In May, during the Visakha Bu Saar Festival, you can attend beautiful candlelight processions where people sermonize and chant while celebrating the life, enlightenment, and death (parinibbana) of Buddha.
The Haw Khao Salaak Festival in September is about giving offerings to the dead and respecting the ancestors. Once merits have been obtained, exciting longboat racing competitions are held on the Sebangfai River.
Another festival that should be on your Laos itinerary is That Luang, held at Great Sacred Stupa (Pha That Luang)
in November, when hundreds of monks gather to receive alms and a grand fireworks display explodes. During the day an international trade fair is held in Vientiane, showcasing tourism in Laos and countries from the Greater Mekong Sub-region.
In February, a Ma Kha Bu Saar Festival commemorates a speech made by Buddha where he laid the first monastic laws and predicted his own death. The biggest celebrations take place at World Heritage-listed Champasak Town
Useful Laos Travel Tips
Common Greetings in Laos
When meeting people for the first time on your Laos vacation, avoid making physical contact. The greeting standard gesture, called “the Nop,” is done by touching your palms together below your chin (similar to praying) and giving a slight nod downwards, followed by saying “Sah-bai-dee,” which means “hello” in Lao.
Only men will occasionally greet other men with a handshake. Hugging and kissing are publically not acceptable, and touching someone’s head is considered downright rude.
Climate of Laos
Laos has no seaside borders and is mainly surrounded by mountain ranges, especially on the eastern and northwestern border, however, the country still experiences tropical temperatures and the monsoon pattern inland.
Local tradition climatologically defines three seasons--rainy, cold, and hot. Summer (from May to November) brings temperatures averaging between 20-30 C (68-86 F), but that period also brings a lot of precipitation and heavy humidity.
If you are touring Laos in March and April, bring extra sunscreen and light clothing with you, since that period is considered the warmest, with average temperatures ranging between 25-33 C (77-91 F).
The cold season (from November to February) is climatologically the most comfortable period to visit Laos, since temperatures drop between 15-25 C (59-77 F) and precipitation is minimal.
Transportation in LaosVientiane
, and Luang Prabang
all have airports that offer international flights, making these cities the best places to start and end your Laos holiday.
Much of Laos lacks adequate transportation infrastructure, and there are no railways in the country except a short connection between Vientiane and Thailand. The Thanaleng Station is the country’s only railway station.
Major roads, such as the Route 13, connect only urban centers, while smaller towns and villages can only be reached via unpaved roads, which may not be accessible year-round.

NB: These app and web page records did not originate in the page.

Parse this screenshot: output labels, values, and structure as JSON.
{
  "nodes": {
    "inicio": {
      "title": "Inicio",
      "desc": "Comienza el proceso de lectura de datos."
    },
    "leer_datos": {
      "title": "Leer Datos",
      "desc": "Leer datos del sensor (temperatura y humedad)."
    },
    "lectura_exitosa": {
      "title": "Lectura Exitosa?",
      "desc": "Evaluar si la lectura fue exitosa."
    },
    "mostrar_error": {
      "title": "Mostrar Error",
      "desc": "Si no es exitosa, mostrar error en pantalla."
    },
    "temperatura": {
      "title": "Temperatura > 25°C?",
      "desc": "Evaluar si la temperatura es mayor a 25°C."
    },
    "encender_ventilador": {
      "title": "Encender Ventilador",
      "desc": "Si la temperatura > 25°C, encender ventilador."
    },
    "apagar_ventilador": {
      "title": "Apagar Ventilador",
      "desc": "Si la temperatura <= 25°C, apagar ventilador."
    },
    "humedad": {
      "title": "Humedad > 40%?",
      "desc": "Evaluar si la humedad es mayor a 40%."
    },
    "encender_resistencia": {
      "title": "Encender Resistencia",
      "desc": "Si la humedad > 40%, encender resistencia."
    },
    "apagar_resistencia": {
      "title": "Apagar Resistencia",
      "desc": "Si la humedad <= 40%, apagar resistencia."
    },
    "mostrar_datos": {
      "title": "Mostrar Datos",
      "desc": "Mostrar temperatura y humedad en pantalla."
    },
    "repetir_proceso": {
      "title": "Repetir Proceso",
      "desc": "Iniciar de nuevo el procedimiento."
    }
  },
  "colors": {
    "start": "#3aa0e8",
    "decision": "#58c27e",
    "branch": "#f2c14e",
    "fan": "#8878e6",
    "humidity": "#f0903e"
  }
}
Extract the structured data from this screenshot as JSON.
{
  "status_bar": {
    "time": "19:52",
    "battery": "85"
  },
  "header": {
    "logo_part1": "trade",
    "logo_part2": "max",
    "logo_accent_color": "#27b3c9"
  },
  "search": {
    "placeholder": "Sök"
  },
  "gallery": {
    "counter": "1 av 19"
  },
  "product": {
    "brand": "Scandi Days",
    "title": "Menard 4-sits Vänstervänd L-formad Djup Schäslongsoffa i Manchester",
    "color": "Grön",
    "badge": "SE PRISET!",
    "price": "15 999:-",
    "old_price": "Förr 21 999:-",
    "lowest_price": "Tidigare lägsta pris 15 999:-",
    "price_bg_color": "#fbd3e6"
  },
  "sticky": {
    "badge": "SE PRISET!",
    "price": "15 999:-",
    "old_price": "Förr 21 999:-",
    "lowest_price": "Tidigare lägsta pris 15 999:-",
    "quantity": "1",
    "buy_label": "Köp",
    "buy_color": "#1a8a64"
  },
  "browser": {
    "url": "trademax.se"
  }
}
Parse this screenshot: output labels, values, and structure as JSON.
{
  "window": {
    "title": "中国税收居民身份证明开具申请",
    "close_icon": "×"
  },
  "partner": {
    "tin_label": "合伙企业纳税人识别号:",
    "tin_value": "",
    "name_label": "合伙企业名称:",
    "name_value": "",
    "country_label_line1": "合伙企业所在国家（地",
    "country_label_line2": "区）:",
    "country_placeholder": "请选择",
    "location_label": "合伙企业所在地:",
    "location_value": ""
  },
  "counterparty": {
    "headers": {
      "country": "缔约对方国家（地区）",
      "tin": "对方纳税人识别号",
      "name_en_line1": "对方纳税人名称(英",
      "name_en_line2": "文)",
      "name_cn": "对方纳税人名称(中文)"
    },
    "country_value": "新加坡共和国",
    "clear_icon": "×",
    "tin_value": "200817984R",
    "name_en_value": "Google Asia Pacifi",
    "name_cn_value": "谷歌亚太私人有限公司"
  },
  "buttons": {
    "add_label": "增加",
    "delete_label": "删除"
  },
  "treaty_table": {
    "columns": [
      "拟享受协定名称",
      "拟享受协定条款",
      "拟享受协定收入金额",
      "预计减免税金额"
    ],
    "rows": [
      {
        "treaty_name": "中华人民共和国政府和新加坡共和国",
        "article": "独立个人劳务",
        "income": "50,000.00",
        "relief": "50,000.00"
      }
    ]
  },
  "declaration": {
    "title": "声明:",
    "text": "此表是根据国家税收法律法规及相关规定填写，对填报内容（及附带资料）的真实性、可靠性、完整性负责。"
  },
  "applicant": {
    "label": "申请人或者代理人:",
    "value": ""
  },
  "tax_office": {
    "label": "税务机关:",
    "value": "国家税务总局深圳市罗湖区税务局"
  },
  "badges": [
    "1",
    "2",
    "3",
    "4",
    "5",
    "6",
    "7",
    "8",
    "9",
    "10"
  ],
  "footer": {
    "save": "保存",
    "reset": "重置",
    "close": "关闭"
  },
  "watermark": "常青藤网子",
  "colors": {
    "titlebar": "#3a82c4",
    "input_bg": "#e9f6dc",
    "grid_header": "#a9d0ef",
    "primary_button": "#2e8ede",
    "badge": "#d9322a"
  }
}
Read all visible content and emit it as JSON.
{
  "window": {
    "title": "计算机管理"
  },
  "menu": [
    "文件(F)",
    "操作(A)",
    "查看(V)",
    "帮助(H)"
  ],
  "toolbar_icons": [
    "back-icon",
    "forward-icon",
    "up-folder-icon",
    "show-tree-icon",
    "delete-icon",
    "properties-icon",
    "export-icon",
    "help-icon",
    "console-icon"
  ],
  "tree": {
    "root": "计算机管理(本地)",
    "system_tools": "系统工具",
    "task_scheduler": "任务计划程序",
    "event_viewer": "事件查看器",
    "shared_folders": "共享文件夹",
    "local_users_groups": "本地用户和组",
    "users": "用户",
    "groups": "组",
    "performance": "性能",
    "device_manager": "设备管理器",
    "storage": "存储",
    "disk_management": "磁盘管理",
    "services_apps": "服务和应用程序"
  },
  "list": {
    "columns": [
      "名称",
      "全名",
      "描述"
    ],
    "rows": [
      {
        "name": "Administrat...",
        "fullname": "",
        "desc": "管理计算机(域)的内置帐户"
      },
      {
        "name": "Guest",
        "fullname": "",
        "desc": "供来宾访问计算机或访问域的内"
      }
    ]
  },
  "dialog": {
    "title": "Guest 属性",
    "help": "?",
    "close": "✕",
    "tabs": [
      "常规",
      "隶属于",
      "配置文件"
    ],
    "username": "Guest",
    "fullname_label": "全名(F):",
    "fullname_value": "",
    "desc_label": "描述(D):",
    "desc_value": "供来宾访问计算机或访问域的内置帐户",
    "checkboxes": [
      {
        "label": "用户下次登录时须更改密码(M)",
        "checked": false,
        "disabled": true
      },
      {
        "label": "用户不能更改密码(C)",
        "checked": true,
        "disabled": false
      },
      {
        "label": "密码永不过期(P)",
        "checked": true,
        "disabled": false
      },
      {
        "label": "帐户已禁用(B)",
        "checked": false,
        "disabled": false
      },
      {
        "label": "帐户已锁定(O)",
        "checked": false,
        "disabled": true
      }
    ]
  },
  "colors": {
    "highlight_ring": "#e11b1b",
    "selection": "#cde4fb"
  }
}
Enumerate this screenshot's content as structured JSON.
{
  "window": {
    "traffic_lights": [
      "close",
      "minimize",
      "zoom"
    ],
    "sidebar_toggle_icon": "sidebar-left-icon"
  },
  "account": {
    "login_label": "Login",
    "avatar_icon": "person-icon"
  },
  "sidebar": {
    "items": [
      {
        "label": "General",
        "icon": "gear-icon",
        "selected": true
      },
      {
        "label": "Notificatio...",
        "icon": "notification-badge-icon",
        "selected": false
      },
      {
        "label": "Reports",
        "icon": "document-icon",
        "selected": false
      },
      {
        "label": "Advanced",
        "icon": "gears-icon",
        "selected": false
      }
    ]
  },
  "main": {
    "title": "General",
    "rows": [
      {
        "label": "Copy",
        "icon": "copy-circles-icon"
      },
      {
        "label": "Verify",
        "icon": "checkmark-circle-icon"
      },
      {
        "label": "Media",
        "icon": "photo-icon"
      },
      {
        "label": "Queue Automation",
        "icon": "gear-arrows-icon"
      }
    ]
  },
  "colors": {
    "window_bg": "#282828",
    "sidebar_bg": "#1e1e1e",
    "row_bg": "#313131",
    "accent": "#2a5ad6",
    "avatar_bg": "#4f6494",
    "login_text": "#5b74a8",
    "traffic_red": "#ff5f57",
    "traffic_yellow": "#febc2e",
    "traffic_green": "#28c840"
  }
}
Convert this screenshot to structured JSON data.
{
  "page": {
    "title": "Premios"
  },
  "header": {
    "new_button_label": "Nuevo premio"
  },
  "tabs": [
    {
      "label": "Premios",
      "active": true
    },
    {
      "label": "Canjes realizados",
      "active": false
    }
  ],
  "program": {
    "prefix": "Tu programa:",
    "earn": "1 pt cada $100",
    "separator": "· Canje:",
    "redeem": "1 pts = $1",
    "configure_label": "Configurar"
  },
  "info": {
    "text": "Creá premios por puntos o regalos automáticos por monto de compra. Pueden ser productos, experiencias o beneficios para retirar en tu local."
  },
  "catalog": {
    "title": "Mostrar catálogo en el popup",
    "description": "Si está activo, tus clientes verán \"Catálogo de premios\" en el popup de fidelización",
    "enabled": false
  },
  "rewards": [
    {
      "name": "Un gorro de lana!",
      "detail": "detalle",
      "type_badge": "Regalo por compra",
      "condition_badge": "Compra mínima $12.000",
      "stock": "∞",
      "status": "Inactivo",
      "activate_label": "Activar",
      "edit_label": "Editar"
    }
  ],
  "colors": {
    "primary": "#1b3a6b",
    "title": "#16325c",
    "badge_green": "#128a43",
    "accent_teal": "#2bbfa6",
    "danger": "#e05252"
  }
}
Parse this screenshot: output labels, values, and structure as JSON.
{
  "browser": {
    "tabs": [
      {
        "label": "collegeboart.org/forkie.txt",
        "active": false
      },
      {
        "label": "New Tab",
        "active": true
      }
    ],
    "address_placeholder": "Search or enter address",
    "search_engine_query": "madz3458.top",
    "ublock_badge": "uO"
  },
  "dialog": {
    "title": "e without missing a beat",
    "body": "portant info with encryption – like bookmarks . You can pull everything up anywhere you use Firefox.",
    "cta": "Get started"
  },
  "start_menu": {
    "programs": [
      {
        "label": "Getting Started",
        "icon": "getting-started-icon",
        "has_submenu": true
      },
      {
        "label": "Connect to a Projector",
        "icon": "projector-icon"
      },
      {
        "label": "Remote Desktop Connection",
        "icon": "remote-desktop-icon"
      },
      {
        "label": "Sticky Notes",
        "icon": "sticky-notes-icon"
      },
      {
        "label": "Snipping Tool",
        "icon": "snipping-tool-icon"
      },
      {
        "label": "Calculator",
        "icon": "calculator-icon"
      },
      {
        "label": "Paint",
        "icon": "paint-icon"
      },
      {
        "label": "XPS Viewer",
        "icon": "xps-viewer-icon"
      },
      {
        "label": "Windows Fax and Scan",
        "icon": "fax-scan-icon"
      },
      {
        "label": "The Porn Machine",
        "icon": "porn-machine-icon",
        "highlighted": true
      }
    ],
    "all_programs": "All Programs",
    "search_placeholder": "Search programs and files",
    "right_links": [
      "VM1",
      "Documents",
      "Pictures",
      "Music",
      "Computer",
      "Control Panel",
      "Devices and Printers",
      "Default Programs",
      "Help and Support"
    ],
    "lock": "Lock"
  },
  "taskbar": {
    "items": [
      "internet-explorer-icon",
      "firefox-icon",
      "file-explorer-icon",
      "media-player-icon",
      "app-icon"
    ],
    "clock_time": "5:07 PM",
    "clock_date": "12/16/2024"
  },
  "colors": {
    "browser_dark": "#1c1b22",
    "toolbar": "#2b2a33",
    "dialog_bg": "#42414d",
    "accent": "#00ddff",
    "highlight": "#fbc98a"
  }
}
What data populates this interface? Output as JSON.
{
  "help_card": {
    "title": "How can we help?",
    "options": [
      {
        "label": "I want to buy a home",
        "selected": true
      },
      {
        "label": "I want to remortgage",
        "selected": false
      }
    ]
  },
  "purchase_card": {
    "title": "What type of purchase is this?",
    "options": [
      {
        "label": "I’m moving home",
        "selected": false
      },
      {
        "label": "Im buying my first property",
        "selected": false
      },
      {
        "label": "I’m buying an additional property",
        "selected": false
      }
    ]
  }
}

Most provincial capitals have various pick-ups and three-wheeled taxis (each city names them differently), which can be hired by the trip, hour, or day. Vientiane is the only city with a network of local buses, but almost every route is of no use to tourists.
Tipping in Laos
In the service industry, tipping is commonplace. Guides, porters, and drivers who assist you during your stay will expect a modest reward for their efforts.
A recommended tip for guides ranges from $7-15 per day, depending if you are travelling alone or with someone. A driver can be tipped half of the total tip given to your guide, but if your Laos itinerary is intensive and includes specialized elements, increase that tip to 20 percent of the initial price, considering your requirements are professionally met, of course. Porters are satisfied with a $1 tip per bag.
The only place where you can bargain a bit is at the markets. The price is a bit flexible there, however not as much as in neighboring countries.